The word "index" marks the lines you need; copy each of them from the data.

- Opening Delimiter -

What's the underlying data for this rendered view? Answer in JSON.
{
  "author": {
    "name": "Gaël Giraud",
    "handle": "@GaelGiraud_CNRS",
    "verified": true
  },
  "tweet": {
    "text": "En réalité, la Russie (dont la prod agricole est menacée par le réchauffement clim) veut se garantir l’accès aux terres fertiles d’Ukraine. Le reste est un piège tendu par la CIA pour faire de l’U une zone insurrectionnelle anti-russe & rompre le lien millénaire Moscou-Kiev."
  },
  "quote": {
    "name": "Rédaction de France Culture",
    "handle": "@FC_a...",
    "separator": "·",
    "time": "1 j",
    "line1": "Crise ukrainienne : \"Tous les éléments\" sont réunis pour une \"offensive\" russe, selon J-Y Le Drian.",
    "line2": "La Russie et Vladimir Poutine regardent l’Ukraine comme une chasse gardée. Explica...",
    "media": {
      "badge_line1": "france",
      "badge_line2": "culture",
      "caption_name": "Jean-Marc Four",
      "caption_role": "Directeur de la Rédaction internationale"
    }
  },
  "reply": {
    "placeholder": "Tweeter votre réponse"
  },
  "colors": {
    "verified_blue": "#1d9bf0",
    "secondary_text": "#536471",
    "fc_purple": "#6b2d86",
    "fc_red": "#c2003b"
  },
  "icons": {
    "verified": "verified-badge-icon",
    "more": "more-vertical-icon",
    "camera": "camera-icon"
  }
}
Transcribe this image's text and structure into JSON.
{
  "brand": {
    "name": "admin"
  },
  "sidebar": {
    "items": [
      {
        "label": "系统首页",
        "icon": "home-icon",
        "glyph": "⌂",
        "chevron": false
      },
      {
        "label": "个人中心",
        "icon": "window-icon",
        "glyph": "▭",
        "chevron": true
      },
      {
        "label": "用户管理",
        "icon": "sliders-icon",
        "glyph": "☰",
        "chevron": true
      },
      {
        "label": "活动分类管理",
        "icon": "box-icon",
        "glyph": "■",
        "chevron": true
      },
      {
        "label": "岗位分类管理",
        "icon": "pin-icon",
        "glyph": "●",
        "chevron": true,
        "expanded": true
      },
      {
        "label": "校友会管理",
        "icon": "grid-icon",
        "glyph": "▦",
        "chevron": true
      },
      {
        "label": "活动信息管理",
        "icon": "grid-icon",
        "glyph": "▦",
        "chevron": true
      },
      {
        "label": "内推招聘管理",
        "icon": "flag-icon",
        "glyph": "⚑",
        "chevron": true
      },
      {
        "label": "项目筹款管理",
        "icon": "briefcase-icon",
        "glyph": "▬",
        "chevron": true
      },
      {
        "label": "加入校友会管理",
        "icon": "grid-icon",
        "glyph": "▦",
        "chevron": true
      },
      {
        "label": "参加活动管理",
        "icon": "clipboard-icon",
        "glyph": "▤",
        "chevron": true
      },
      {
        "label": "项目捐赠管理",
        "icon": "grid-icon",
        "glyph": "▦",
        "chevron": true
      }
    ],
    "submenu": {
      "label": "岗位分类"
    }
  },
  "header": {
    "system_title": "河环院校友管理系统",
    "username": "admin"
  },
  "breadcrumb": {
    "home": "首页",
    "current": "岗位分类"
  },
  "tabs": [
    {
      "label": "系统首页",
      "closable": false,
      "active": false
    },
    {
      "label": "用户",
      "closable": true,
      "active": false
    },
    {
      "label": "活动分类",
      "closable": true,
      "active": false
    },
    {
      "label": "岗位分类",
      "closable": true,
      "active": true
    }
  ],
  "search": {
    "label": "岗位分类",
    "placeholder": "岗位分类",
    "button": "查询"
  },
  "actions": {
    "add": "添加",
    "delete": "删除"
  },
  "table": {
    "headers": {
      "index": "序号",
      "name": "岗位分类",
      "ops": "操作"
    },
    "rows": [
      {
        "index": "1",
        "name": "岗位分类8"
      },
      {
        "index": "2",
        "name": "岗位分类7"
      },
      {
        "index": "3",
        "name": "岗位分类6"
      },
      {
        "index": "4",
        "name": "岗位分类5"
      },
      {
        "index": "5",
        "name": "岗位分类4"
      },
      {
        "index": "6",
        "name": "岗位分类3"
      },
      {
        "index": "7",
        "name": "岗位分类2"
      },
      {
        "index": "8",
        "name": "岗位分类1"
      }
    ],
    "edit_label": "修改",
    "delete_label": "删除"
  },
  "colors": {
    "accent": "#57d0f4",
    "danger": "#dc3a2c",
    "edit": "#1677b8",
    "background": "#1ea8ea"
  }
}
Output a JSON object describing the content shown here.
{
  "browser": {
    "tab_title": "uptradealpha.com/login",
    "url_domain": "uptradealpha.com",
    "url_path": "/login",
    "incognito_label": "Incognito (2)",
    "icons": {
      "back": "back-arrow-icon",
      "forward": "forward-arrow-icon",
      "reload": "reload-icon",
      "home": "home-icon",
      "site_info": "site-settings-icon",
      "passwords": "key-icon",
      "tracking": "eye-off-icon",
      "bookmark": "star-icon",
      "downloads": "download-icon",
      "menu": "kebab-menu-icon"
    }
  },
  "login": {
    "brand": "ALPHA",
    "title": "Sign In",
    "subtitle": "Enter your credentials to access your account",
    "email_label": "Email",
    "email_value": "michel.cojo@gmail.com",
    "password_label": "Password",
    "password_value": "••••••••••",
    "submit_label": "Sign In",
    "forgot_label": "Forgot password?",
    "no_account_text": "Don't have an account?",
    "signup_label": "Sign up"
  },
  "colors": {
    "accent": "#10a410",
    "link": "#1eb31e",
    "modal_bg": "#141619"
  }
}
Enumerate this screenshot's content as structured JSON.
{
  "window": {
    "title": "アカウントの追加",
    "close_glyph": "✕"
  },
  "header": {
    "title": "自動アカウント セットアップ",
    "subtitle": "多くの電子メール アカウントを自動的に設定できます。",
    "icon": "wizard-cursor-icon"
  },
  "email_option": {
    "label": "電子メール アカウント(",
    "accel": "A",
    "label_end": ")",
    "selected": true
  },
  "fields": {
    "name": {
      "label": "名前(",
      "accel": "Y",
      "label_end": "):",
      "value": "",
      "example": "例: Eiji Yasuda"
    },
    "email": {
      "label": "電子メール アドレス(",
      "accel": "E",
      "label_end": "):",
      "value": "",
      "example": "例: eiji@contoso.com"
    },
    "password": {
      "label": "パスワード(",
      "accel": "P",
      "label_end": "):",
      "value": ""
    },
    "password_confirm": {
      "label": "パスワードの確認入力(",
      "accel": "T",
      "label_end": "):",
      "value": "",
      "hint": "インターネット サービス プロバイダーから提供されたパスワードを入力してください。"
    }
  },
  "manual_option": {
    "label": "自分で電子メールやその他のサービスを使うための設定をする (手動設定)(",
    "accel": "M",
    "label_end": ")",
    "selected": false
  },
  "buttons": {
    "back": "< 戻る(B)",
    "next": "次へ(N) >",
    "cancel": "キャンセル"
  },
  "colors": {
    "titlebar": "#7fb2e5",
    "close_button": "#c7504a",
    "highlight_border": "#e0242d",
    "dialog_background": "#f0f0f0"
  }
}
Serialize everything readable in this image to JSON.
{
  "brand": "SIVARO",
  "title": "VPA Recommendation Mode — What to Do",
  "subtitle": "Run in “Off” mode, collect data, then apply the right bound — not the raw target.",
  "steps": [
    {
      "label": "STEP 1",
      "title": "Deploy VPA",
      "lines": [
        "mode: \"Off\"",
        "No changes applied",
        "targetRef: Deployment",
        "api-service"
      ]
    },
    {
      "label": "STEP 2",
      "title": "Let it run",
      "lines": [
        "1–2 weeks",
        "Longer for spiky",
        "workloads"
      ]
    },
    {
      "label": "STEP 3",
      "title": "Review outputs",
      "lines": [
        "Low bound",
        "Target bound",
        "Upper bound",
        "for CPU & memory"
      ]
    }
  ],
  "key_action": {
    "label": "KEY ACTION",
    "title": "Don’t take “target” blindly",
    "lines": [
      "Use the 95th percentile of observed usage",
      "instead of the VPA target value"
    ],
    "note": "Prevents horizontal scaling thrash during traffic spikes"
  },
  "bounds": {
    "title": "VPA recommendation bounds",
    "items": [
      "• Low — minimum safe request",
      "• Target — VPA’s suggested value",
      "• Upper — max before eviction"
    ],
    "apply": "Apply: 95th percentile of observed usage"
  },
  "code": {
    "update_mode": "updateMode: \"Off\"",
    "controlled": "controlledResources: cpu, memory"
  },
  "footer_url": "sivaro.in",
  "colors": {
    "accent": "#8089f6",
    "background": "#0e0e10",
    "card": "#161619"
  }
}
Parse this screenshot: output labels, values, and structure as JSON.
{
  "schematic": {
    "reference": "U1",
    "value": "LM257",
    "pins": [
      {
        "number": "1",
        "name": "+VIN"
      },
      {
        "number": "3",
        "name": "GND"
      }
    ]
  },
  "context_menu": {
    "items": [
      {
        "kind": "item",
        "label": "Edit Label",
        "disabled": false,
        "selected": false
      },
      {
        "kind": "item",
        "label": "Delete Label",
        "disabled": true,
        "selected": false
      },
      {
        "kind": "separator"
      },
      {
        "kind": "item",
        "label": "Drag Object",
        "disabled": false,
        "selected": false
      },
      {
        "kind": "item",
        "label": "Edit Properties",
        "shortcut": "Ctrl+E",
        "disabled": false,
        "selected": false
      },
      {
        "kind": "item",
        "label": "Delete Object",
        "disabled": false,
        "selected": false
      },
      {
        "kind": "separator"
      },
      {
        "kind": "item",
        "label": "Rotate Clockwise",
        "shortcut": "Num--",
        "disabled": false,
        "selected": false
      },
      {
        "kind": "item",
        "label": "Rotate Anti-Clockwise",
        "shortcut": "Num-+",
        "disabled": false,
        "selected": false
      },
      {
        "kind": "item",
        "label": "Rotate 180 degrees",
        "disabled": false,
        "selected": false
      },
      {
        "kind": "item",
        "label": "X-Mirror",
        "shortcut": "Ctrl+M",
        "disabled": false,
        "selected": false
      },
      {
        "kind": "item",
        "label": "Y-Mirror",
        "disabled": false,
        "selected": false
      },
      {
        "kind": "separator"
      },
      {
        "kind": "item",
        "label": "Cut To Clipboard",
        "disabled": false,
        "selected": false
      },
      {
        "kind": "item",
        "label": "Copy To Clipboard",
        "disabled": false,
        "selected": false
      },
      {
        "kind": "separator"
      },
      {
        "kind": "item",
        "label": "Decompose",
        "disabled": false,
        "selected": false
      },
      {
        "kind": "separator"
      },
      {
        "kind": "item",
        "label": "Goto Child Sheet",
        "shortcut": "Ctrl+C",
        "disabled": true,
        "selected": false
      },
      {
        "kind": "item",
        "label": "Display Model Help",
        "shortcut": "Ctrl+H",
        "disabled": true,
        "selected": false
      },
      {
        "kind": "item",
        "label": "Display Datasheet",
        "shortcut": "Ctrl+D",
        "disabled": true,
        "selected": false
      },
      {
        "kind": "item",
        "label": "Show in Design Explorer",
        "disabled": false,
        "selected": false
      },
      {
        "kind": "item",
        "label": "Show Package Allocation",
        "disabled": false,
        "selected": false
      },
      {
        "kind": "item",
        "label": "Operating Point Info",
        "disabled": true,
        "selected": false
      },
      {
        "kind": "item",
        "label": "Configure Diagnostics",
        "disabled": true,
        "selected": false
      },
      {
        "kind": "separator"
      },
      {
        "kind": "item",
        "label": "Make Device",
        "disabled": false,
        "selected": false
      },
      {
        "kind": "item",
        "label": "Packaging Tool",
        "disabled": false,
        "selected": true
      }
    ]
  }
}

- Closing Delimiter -

▸ **Result of this exercise**
      "index": "序号",
        "index": "1",
        "index": "2",
        "index": "3",
        "index": "4",
        "index": "5",
        "index": "6",
        "index": "7",
        "index": "8",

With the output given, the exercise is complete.